Human rights in Venezuela are under threat, according to a new report by Amnesty International. The latest abuses came in response to protests held to demand a recall of Venezuela's President Hugo Chavez. The petitioners say President Chavez's policies have made millions of Venezuelans poorer and driven the country toward economic ruin.
At least fourteen people died and at least two hundred were wounded in clashes with police. Many demonstrators were violent, said Amnesty International, but the response of the security forces “frequently involved excessive use of force, contributing to spiraling violence rather than preventing or controlling it.” The actions by the security forces, says the report, raise "serious questions about the commitment" of key government institutions “to prevent and punish such abuses impartially.”
The disregard for human rights during the demonstrations led to the resignation of Milos Alcalay, Venezuela’s ambassador to the United Nations. Mr. Alcaly said he could no longer defend the country's human rights record:
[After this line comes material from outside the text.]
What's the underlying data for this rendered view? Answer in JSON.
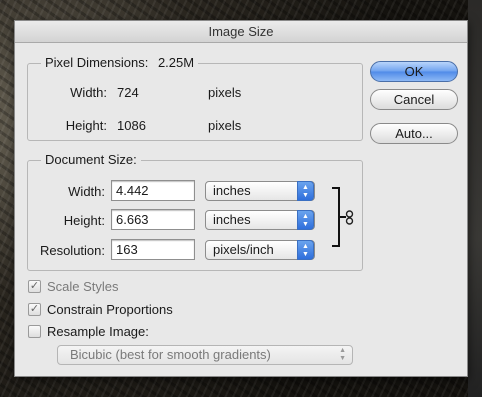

"Especially being in a house like this, the United Nations, where we deal every day with this priority, the Venezuelan ambassador cannot continue going to a committee of human rights, defending the human rights situation, and seeing sadly the situation that, in the press, in the news, you can see every day in my country."
Mr. Alcaly said he was saddened to see Venezuela suffering from what he called a violation of fundamental principles:
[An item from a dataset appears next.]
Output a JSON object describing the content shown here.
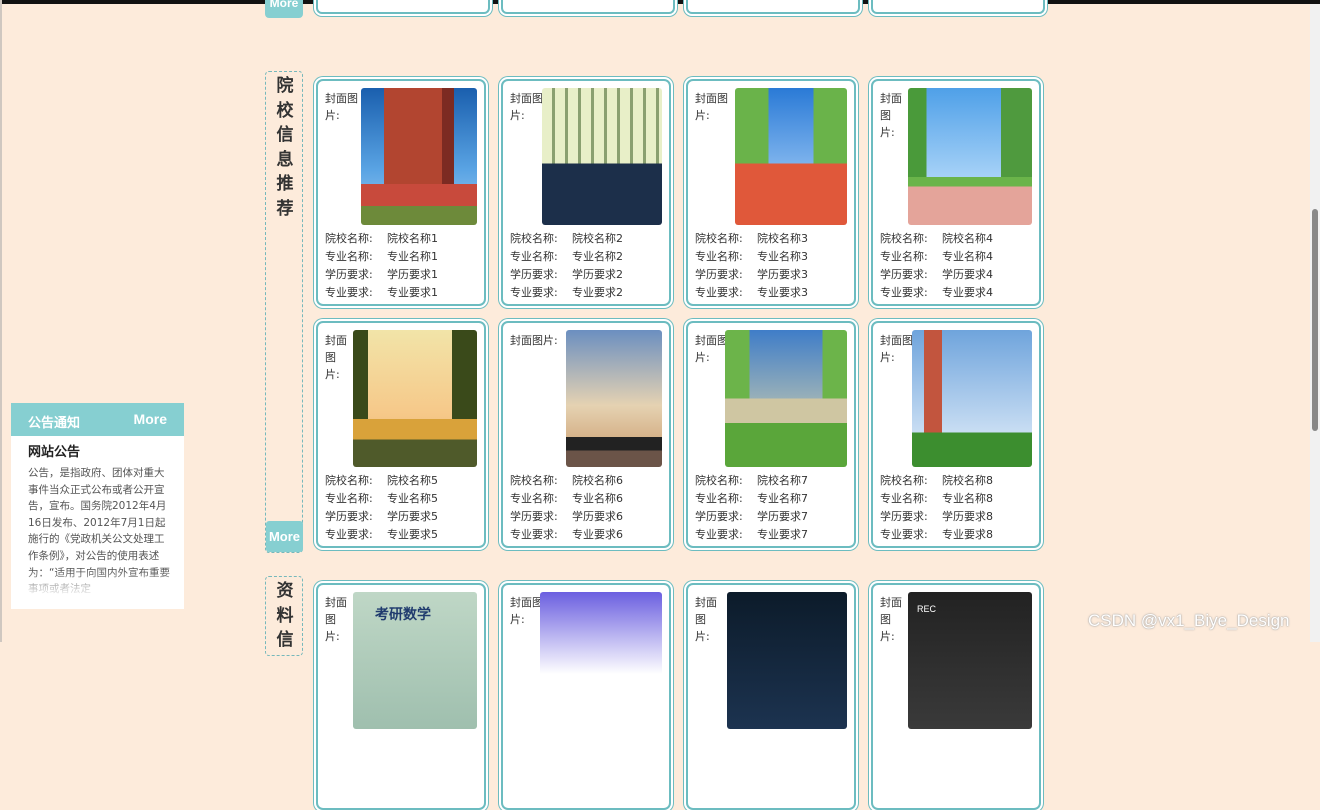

“There are ways to maintain order, but without killing people and putting people in jail, without putting politicians out, without torture, and this is why we fought in Latin America for democracy.”
The human rights abuses in Venezuela could weaken the country’s fragile rule of law and fuel further political protest. As Amnesty International says, the Chavez government’s “lack of impartiality threatens to strengthen the culture of impunity that has accompanied human rights abuses for many years in Venezuela.”